The world's oil powers remain deeply at odds.
Iran's oil minister Bijan Zangeneh on Tuesday called the Saudi Arabia-led idea for countries to freeze production a "joke," according to Iranian state broadcaster Press TV.
Iran's mocking of the oil freeze came at the same time as the top Saudi oil official was in the U.S. trumpeting the idea.
"The freeze is the beginning of a process," Saudi oil minister Ali al-Naimi said during a highly-anticipated speech on Tuesday at the IHS CERAWeek oil conference in Houston.
"Maybe not all of them, but most of the countries that count will freeze," al-Naimi said in the remarks that were live-streamed by CNBC. He added that meant Iran as well.
The latest infighting within OPEC dashed hopes on Wall Street that oil countries would ease the epic supply glut crashing the oil market. Oil plunged 5% to $31.75 a barrel following the Iranian official's comments.
Iran has been on a mission to ramp up oil production now that sanctions have been lifted. But Iran's return couldn't have come at a worse time for an oil market already drowning in excess supply.
Last week oil prices briefly rallied after Saudi Arabia and Russia reached a tentative deal to keep output steady if other producers did the same. Al-Naimi said on Tuesday he believes more countries are likely to agree to freeze output as early as next month.
While Iran initially said it supported the output freeze, Zangeneh's comments on Tuesday suggest the country has no desire to join.
"This is more like a joke that they tell us they would freeze their production above 10 million barrels per day and that we should also in turn freeze our production at one million," the Iranian official said in Tehran, according to Press TV.
The back-and-forth between Saudi Arabia and Iran -- longtime enemies in the region -- highlight the deep divide inside OPEC that has made any agreements nearly impossible to enact.
"There is no sense in wasting our time seeking production cuts," al-Naimi said. "Not many countries are going to deliver, even if they say they will cut production they are not going to deliver."
Al-Naimi said there is "no trust" between oil producers and then later clarified that there is "less trust than normal."
Of course, all of this is good news to American drivers filling up their tanks at the pump.
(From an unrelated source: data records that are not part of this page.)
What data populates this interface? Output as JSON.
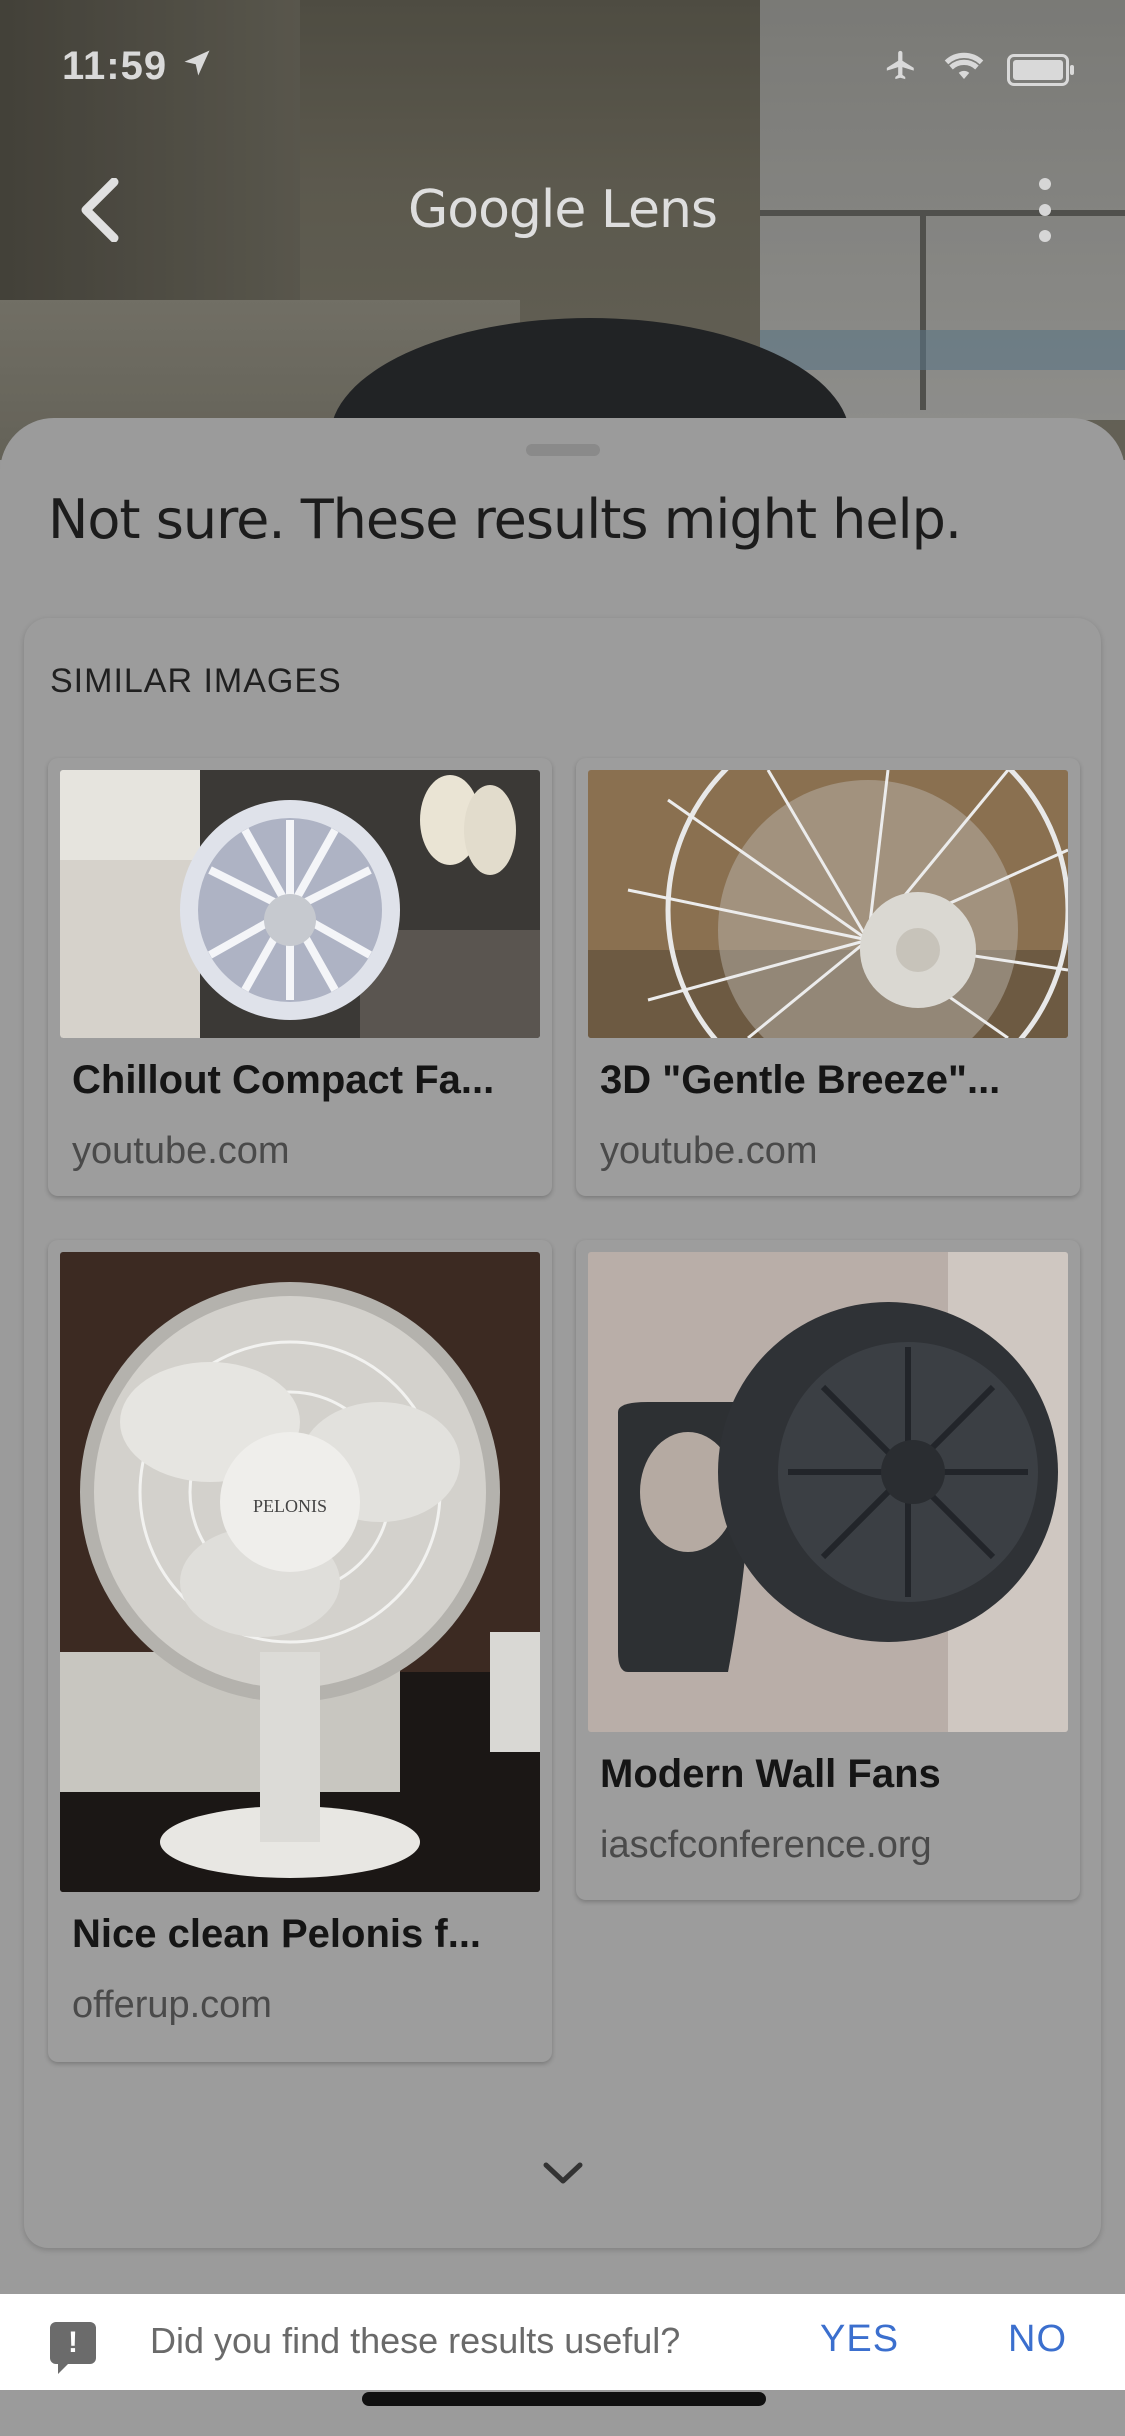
{
  "status_bar": {
    "time": "11:59",
    "location_icon": "location-arrow-icon",
    "airplane_icon": "airplane-icon",
    "wifi_icon": "wifi-icon",
    "battery_icon": "battery-icon"
  },
  "app_bar": {
    "title": "Google Lens",
    "back_icon": "chevron-left-icon",
    "more_icon": "more-vertical-icon"
  },
  "sheet": {
    "heading": "Not sure. These results might help.",
    "section_title": "SIMILAR IMAGES",
    "results": [
      {
        "title": "Chillout Compact Fa...",
        "source": "youtube.com"
      },
      {
        "title": "3D \"Gentle Breeze\"...",
        "source": "youtube.com"
      },
      {
        "title": "Nice clean Pelonis f...",
        "source": "offerup.com"
      },
      {
        "title": "Modern Wall Fans",
        "source": "iascfconference.org"
      }
    ],
    "expand_icon": "chevron-down-icon"
  },
  "feedback": {
    "question": "Did you find these results useful?",
    "yes_label": "YES",
    "no_label": "NO",
    "icon": "feedback-alert-icon"
  },
  "colors": {
    "accent": "#3b6fce"
  }
}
The average price of a gallon of gas has dropped to $1.70, compared with $2.30 a year ago, according to AAA.